News

Jul 25, 2013

All-day kindergarten in Woonsocket


STATE HOUSE – Kindergartners in Woonsocket will attend school all day this year, subject to School Committee approval, thanks to money included in the 2014 state budget to fund full-day kindergarten in the city.

Category: News Room
Posted by: Craig

STATE HOUSE – Kindergartners in Woonsocket will attend school all day this year, subject to School Committee approval, thanks to money included in the 2014 state budget to fund full-day kindergarten in the city.

Woonsocket’s legislative delegation announced today that $500,000 was included in the budget to allow the city to hire the necessary staff to provide full-day instruction to all of the more-than 500 kindergartners entering city schools in the fall. The expansion would require the approval of the School Committee.

The city’s legislators, who advocated for the funding all year, said full-day kindergarten is advantageous for local families, whose children will benefit from a stronger start to their education and whose parents will be better enabled to work without having to arrange and pay for day care for half the day for their kindergartners.

“First and foremost, all-day kindergarten is a much-needed academic boost for our city’s children. Studies have shown that full-day kindergarten does a much better job of closing the achievement gap for children than half-day programs do. But it also helps their parents tremendously. It’s very difficult to work when your child needs to get to and from school within a just few hours each morning or afternoon. Half-day kindergartners also need day care for the other half of the day if their parents are working. All-day kindergarten eases logistic and financial pressures on families, and better enables parents to work,” said Rep. Lisa Baldelli Hunt (D-Dist. 49, Woonsocket).

Said Sen. Roger A. Picard (D-Dist. 20, Woonsocket, Cumberland), “There are so many incredible positives to having full-day kindergarten. This means a huge boost in instructional time for students, and many of our students desperately need that exposure. There are many children who are referred for additional services in first or second grade whose struggles aren’t actually related to a disability, but to being unprepared academically, socially and emotionally for school. Kindergarten is designed to give them that foundation, and doubling their time there can really help those students.”

Woonsocket offered full-day kindergarten in the past, but the program was cut back down to a half-day for the 2011-2012 school year in what was intended to be a money-saver for the district. According to Woonsocket Supt.

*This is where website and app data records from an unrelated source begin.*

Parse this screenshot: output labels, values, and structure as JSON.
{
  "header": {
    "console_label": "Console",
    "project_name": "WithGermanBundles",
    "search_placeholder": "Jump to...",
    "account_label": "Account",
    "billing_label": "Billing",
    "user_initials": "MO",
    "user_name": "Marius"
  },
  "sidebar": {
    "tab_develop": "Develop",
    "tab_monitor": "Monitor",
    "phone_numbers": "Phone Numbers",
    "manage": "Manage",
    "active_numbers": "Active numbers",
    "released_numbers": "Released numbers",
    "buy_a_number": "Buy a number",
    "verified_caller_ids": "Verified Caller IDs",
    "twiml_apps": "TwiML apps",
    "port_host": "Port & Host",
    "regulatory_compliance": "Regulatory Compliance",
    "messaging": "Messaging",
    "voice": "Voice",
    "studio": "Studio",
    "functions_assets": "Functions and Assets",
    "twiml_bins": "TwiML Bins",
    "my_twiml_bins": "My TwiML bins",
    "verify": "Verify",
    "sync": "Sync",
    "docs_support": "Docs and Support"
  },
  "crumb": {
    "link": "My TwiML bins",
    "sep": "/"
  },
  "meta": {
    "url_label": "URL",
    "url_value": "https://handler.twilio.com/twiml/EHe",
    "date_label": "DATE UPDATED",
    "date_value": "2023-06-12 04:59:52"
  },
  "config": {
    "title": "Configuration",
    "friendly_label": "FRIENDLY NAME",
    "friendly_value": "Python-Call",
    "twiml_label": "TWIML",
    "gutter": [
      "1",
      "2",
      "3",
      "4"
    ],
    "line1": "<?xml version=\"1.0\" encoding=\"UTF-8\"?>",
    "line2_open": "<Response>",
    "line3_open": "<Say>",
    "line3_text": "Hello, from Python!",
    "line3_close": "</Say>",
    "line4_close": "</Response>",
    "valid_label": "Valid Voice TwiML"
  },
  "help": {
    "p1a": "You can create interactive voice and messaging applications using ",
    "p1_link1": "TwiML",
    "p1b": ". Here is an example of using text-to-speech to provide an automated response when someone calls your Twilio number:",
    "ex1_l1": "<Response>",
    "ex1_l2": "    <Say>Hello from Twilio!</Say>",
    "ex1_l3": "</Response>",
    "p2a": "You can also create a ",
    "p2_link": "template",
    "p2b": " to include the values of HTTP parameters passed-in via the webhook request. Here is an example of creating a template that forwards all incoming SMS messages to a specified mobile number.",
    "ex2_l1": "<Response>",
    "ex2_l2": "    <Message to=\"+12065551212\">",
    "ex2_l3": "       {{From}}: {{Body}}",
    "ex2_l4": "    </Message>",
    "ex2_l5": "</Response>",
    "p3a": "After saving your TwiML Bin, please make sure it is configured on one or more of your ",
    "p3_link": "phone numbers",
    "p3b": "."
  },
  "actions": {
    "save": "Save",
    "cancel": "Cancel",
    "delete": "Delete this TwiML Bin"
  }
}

Giovanna M. Donoyan, who was not superintendent when that cut was made in 2010, eliminating full-day kindergarten did not result in local savings, because it came with a corresponding cut in state and federal funding.

But restoring the program will mean a reinstitution of funding the following year, since state education aid is calculated on enrollment figures that will reflect this year’s full-time kindergartners, instead of counting half-day students as half a student for enrollment purposes.

“Restoring full-day kindergarten will bring back much of the funding that we lost as a result of the cuts. Next year, our state aid will be increased because our kindergartners will be counted as full-day students under the school funding formula. This will also allow us to save money on busing, as we won’t need that extra mid-day bus run for kindergartners. To restart the program it was necessary to get this help from the state to cover the first-year expenses, and we’re very grateful we were able to do just that,” said Rep. Stephen M. Casey (D-Dist. 50, Woonsocket). 

Besides helping students, the educational benefits of full-day kindergarten could also help the school department save on special education and remedial services costs.

“If students aren’t prepared for first grade when they leave kindergarten, they’re going to cost more to educate in the following years because they are going to need special services. Full-day kindergarten has also been linked to a reduction in the number of children who have to repeat early elementary grades. Anything that helps students succeed in school is not only good for the children, but also good for our city,” said Rep. Robert D. Phillips (D-Dist. 51, Woonsocket, Cumberland). 

Superintendent Donoyan was overjoyed when she learned this week of the inclusion of the funding in the state budget, saying that at a time when the city is near bankruptcy and families are struggling with high unemployment, such a positive development is “a powerful ‘wow.’”

“This is about the most positive news we’ve had in quite a while…Our kids need this desperately,” she said, noting that Woonsocket has some children who come to kindergarten still in diapers or not knowing what a crayon is. She said that both school administrators and the teachers’ union have long agreed that restoration of full-day kindergarten should be a top priority for the district, but that funding has stood in the way.

Donoyan said she is very grateful to the city’s legislators for their advocacy and to the leadership of the General Assembly for finding a way to include the funding in the budget.

“Our legislators have been advocating relentlessly for this. I’m really honored and grateful that the state has listened and understood our students’ needs and the impact of early education. This is a very positive turn for education in Woonsocket,” she said.

Said Representative Baldelli Hunt, “We are so relieved and proud to have been able to restore this program. This success demonstrates how the local delegation has been able to work effectively as a team. We understand the importance of working together to achieve positive outcomes for our community.” 

http://webserver.rilin.state.ri.us/News/recentPR.asp